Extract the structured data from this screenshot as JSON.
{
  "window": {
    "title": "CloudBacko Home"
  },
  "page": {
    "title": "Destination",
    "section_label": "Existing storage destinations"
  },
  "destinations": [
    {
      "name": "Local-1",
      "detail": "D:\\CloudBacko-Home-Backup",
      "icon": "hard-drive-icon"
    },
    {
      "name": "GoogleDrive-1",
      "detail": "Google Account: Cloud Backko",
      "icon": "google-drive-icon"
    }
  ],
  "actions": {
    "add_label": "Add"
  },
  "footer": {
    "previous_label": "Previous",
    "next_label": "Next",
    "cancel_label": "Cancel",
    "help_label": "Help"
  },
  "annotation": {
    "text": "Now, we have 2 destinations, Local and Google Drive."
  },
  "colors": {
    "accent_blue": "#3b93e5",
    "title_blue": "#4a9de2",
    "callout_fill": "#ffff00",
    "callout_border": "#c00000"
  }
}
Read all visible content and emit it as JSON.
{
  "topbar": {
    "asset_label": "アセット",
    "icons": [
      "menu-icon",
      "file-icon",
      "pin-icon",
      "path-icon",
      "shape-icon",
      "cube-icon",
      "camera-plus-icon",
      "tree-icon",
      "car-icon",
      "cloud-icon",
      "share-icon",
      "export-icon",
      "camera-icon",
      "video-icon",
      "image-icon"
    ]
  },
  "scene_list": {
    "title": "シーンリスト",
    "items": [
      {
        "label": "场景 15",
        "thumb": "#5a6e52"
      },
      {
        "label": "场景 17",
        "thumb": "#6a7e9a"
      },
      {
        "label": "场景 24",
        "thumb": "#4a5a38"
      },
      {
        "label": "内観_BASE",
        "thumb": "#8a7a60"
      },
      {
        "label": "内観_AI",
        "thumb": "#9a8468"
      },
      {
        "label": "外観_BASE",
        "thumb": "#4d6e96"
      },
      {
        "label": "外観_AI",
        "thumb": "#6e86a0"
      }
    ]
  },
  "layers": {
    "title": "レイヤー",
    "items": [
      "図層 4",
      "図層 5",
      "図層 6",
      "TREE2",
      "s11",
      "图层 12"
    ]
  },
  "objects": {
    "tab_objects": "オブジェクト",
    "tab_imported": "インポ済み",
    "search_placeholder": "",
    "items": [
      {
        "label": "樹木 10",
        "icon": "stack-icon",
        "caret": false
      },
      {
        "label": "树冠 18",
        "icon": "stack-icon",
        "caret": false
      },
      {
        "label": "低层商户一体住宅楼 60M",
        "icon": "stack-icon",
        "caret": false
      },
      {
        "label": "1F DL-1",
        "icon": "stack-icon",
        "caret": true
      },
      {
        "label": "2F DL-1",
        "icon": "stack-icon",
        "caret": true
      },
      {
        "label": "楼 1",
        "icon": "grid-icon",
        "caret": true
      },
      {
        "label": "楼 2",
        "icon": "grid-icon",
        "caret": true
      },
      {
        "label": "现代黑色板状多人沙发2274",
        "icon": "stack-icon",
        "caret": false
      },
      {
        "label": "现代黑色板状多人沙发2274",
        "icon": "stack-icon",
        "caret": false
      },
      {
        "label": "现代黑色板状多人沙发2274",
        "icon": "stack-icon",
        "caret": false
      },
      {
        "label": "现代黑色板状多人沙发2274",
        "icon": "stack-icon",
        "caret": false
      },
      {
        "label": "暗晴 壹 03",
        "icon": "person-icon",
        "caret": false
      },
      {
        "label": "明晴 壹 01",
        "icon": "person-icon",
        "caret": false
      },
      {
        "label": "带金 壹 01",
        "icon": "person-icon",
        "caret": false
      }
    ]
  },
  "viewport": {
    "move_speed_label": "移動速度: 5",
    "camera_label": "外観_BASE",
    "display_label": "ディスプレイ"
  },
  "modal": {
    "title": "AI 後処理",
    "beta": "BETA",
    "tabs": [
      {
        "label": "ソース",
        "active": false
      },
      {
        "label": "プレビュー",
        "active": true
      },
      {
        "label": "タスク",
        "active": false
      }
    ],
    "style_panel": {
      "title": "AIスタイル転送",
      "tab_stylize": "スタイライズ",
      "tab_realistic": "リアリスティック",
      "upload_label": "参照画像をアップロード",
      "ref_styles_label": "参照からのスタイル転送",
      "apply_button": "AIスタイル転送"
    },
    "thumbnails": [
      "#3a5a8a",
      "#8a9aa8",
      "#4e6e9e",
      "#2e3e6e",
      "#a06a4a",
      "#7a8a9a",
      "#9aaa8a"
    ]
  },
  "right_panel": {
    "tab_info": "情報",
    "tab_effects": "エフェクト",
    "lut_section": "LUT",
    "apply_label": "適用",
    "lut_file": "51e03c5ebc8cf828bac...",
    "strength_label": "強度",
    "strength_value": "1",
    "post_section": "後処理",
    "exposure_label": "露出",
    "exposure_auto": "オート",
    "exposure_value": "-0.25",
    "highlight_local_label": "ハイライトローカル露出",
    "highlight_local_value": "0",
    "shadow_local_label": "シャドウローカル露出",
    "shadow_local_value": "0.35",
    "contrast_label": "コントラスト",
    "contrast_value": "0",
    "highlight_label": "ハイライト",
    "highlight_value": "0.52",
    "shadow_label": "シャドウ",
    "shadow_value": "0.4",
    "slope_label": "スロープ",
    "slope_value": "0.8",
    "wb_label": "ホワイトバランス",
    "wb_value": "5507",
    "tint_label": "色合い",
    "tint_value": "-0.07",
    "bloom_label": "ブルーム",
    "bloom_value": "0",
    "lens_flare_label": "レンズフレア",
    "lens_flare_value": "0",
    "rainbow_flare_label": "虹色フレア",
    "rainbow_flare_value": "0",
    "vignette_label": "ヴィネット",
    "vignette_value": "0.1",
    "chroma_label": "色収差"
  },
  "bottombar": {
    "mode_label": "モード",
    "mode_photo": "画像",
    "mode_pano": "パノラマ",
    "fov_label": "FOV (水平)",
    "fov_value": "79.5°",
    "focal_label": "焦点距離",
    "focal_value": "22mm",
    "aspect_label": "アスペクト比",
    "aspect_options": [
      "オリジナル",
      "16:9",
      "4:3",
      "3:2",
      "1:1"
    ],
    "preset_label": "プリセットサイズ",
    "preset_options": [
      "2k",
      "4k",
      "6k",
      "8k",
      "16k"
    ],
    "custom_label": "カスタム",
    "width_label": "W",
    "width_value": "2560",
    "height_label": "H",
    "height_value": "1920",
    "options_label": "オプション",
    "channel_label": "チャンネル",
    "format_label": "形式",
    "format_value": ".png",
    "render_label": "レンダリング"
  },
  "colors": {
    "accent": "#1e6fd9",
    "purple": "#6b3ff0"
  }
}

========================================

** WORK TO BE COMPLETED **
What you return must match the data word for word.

** TASK RESPONSE **
Extract the structured data from this screenshot as JSON.
{
  "window": {
    "title": "CloudBacko Home"
  },
  "page": {
    "title": "Destination",
    "section_label": "Existing storage destinations"
  },
  "destinations": [
    {
      "name": "Local-1",
      "detail": "D:\\CloudBacko-Home-Backup",
      "icon": "hard-drive-icon"
    },
    {
      "name": "GoogleDrive-1",
      "detail": "Google Account: Cloud Backko",
      "icon": "google-drive-icon"
    }
  ],
  "actions": {
    "add_label": "Add"
  },
  "footer": {
    "previous_label": "Previous",
    "next_label": "Next",
    "cancel_label": "Cancel",
    "help_label": "Help"
  },
  "annotation": {
    "text": "Now, we have 2 destinations, Local and Google Drive."
  },
  "colors": {
    "accent_blue": "#3b93e5",
    "title_blue": "#4a9de2",
    "callout_fill": "#ffff00",
    "callout_border": "#c00000"
  }
}
Read all visible content and emit it as JSON.
{
  "topbar": {
    "asset_label": "アセット",
    "icons": [
      "menu-icon",
      "file-icon",
      "pin-icon",
      "path-icon",
      "shape-icon",
      "cube-icon",
      "camera-plus-icon",
      "tree-icon",
      "car-icon",
      "cloud-icon",
      "share-icon",
      "export-icon",
      "camera-icon",
      "video-icon",
      "image-icon"
    ]
  },
  "scene_list": {
    "title": "シーンリスト",
    "items": [
      {
        "label": "场景 15",
        "thumb": "#5a6e52"
      },
      {
        "label": "场景 17",
        "thumb": "#6a7e9a"
      },
      {
        "label": "场景 24",
        "thumb": "#4a5a38"
      },
      {
        "label": "内観_BASE",
        "thumb": "#8a7a60"
      },
      {
        "label": "内観_AI",
        "thumb": "#9a8468"
      },
      {
        "label": "外観_BASE",
        "thumb": "#4d6e96"
      },
      {
        "label": "外観_AI",
        "thumb": "#6e86a0"
      }
    ]
  },
  "layers": {
    "title": "レイヤー",
    "items": [
      "図層 4",
      "図層 5",
      "図層 6",
      "TREE2",
      "s11",
      "图层 12"
    ]
  },
  "objects": {
    "tab_objects": "オブジェクト",
    "tab_imported": "インポ済み",
    "search_placeholder": "",
    "items": [
      {
        "label": "樹木 10",
        "icon": "stack-icon",
        "caret": false
      },
      {
        "label": "树冠 18",
        "icon": "stack-icon",
        "caret": false
      },
      {
        "label": "低层商户一体住宅楼 60M",
        "icon": "stack-icon",
        "caret": false
      },
      {
        "label": "1F DL-1",
        "icon": "stack-icon",
        "caret": true
      },
      {
        "label": "2F DL-1",
        "icon": "stack-icon",
        "caret": true
      },
      {
        "label": "楼 1",
        "icon": "grid-icon",
        "caret": true
      },
      {
        "label": "楼 2",
        "icon": "grid-icon",
        "caret": true
      },
      {
        "label": "现代黑色板状多人沙发2274",
        "icon": "stack-icon",
        "caret": false
      },
      {
        "label": "现代黑色板状多人沙发2274",
        "icon": "stack-icon",
        "caret": false
      },
      {
        "label": "现代黑色板状多人沙发2274",
        "icon": "stack-icon",
        "caret": false
      },
      {
        "label": "现代黑色板状多人沙发2274",
        "icon": "stack-icon",
        "caret": false
      },
      {
        "label": "暗晴 壹 03",
        "icon": "person-icon",
        "caret": false
      },
      {
        "label": "明晴 壹 01",
        "icon": "person-icon",
        "caret": false
      },
      {
        "label": "带金 壹 01",
        "icon": "person-icon",
        "caret": false
      }
    ]
  },
  "viewport": {
    "move_speed_label": "移動速度: 5",
    "camera_label": "外観_BASE",
    "display_label": "ディスプレイ"
  },
  "modal": {
    "title": "AI 後処理",
    "beta": "BETA",
    "tabs": [
      {
        "label": "ソース",
        "active": false
      },
      {
        "label": "プレビュー",
        "active": true
      },
      {
        "label": "タスク",
        "active": false
      }
    ],
    "style_panel": {
      "title": "AIスタイル転送",
      "tab_stylize": "スタイライズ",
      "tab_realistic": "リアリスティック",
      "upload_label": "参照画像をアップロード",
      "ref_styles_label": "参照からのスタイル転送",
      "apply_button": "AIスタイル転送"
    },
    "thumbnails": [
      "#3a5a8a",
      "#8a9aa8",
      "#4e6e9e",
      "#2e3e6e",
      "#a06a4a",
      "#7a8a9a",
      "#9aaa8a"
    ]
  },
  "right_panel": {
    "tab_info": "情報",
    "tab_effects": "エフェクト",
    "lut_section": "LUT",
    "apply_label": "適用",
    "lut_file": "51e03c5ebc8cf828bac...",
    "strength_label": "強度",
    "strength_value": "1",
    "post_section": "後処理",
    "exposure_label": "露出",
    "exposure_auto": "オート",
    "exposure_value": "-0.25",
    "highlight_local_label": "ハイライトローカル露出",
    "highlight_local_value": "0",
    "shadow_local_label": "シャドウローカル露出",
    "shadow_local_value": "0.35",
    "contrast_label": "コントラスト",
    "contrast_value": "0",
    "highlight_label": "ハイライト",
    "highlight_value": "0.52",
    "shadow_label": "シャドウ",
    "shadow_value": "0.4",
    "slope_label": "スロープ",
    "slope_value": "0.8",
    "wb_label": "ホワイトバランス",
    "wb_value": "5507",
    "tint_label": "色合い",
    "tint_value": "-0.07",
    "bloom_label": "ブルーム",
    "bloom_value": "0",
    "lens_flare_label": "レンズフレア",
    "lens_flare_value": "0",
    "rainbow_flare_label": "虹色フレア",
    "rainbow_flare_value": "0",
    "vignette_label": "ヴィネット",
    "vignette_value": "0.1",
    "chroma_label": "色収差"
  },
  "bottombar": {
    "mode_label": "モード",
    "mode_photo": "画像",
    "mode_pano": "パノラマ",
    "fov_label": "FOV (水平)",
    "fov_value": "79.5°",
    "focal_label": "焦点距離",
    "focal_value": "22mm",
    "aspect_label": "アスペクト比",
    "aspect_options": [
      "オリジナル",
      "16:9",
      "4:3",
      "3:2",
      "1:1"
    ],
    "preset_label": "プリセットサイズ",
    "preset_options": [
      "2k",
      "4k",
      "6k",
      "8k",
      "16k"
    ],
    "custom_label": "カスタム",
    "width_label": "W",
    "width_value": "2560",
    "height_label": "H",
    "height_value": "1920",
    "options_label": "オプション",
    "channel_label": "チャンネル",
    "format_label": "形式",
    "format_value": ".png",
    "render_label": "レンダリング"
  },
  "colors": {
    "accent": "#1e6fd9",
    "purple": "#6b3ff0"
  }
}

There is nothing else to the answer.